(Data for this task begins)

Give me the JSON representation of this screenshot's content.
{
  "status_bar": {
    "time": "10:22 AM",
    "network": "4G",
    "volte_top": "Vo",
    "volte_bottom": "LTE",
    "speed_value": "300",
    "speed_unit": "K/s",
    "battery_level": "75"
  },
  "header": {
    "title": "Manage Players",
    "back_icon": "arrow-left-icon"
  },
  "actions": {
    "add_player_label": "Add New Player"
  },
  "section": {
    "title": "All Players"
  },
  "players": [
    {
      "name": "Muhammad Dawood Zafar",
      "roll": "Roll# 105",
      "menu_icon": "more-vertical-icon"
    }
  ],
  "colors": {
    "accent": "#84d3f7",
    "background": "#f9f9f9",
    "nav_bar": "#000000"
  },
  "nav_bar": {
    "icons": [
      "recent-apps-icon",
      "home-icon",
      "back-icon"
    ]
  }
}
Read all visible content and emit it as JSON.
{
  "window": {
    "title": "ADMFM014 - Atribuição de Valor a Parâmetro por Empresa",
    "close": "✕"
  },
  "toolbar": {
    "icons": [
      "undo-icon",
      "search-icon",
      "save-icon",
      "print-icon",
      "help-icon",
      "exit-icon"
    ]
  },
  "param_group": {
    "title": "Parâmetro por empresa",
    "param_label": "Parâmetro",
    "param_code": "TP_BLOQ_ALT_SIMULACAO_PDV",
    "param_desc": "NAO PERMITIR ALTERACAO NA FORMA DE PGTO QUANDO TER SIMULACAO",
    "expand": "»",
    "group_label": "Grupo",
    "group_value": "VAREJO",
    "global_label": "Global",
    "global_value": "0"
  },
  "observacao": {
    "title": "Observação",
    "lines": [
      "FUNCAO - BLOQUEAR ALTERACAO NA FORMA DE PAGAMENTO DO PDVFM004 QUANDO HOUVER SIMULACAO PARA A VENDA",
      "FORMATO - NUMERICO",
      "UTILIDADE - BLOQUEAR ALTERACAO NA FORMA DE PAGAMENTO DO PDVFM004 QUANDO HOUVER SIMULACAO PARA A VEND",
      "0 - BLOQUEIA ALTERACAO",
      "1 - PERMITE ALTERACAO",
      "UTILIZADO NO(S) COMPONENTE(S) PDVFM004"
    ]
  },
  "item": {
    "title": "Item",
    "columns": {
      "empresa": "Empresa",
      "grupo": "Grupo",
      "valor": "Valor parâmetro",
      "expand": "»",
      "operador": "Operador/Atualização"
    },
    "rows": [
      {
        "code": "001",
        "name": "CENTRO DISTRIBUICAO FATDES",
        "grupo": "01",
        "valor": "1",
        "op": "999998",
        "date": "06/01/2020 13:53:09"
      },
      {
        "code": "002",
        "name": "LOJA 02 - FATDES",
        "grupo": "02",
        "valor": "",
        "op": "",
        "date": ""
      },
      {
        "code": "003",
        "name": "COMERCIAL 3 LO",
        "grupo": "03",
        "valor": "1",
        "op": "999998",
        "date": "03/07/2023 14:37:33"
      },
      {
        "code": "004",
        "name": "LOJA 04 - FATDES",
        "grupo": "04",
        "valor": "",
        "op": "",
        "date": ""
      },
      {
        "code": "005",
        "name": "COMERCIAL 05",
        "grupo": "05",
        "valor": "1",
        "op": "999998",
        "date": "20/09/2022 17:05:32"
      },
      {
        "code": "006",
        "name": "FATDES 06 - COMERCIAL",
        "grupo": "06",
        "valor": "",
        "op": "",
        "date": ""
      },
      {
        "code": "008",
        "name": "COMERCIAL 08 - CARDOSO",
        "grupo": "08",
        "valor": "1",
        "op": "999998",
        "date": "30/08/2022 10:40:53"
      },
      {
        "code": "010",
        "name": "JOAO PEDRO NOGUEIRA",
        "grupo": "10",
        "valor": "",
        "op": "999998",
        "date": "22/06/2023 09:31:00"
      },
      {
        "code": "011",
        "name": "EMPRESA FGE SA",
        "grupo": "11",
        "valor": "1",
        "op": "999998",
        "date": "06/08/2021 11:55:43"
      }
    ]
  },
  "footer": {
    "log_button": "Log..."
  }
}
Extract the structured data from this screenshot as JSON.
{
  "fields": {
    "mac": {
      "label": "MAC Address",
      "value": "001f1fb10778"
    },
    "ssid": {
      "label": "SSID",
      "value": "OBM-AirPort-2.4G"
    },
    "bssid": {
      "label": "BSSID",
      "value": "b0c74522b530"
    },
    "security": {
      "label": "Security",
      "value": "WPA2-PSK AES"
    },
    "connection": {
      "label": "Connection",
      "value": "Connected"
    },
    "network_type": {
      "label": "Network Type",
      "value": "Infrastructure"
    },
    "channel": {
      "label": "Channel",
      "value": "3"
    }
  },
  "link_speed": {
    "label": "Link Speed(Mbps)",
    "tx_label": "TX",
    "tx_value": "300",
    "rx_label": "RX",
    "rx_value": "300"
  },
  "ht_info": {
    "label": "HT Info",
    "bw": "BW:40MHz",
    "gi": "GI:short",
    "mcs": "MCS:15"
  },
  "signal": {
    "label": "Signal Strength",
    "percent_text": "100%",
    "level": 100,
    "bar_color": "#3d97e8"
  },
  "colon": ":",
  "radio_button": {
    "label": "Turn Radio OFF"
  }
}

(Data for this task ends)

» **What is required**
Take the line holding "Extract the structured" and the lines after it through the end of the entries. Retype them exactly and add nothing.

» **Expected output**
Extract the structured data from this screenshot as JSON.
{
  "fields": {
    "mac": {
      "label": "MAC Address",
      "value": "001f1fb10778"
    },
    "ssid": {
      "label": "SSID",
      "value": "OBM-AirPort-2.4G"
    },
    "bssid": {
      "label": "BSSID",
      "value": "b0c74522b530"
    },
    "security": {
      "label": "Security",
      "value": "WPA2-PSK AES"
    },
    "connection": {
      "label": "Connection",
      "value": "Connected"
    },
    "network_type": {
      "label": "Network Type",
      "value": "Infrastructure"
    },
    "channel": {
      "label": "Channel",
      "value": "3"
    }
  },
  "link_speed": {
    "label": "Link Speed(Mbps)",
    "tx_label": "TX",
    "tx_value": "300",
    "rx_label": "RX",
    "rx_value": "300"
  },
  "ht_info": {
    "label": "HT Info",
    "bw": "BW:40MHz",
    "gi": "GI:short",
    "mcs": "MCS:15"
  },
  "signal": {
    "label": "Signal Strength",
    "percent_text": "100%",
    "level": 100,
    "bar_color": "#3d97e8"
  },
  "colon": ":",
  "radio_button": {
    "label": "Turn Radio OFF"
  }
}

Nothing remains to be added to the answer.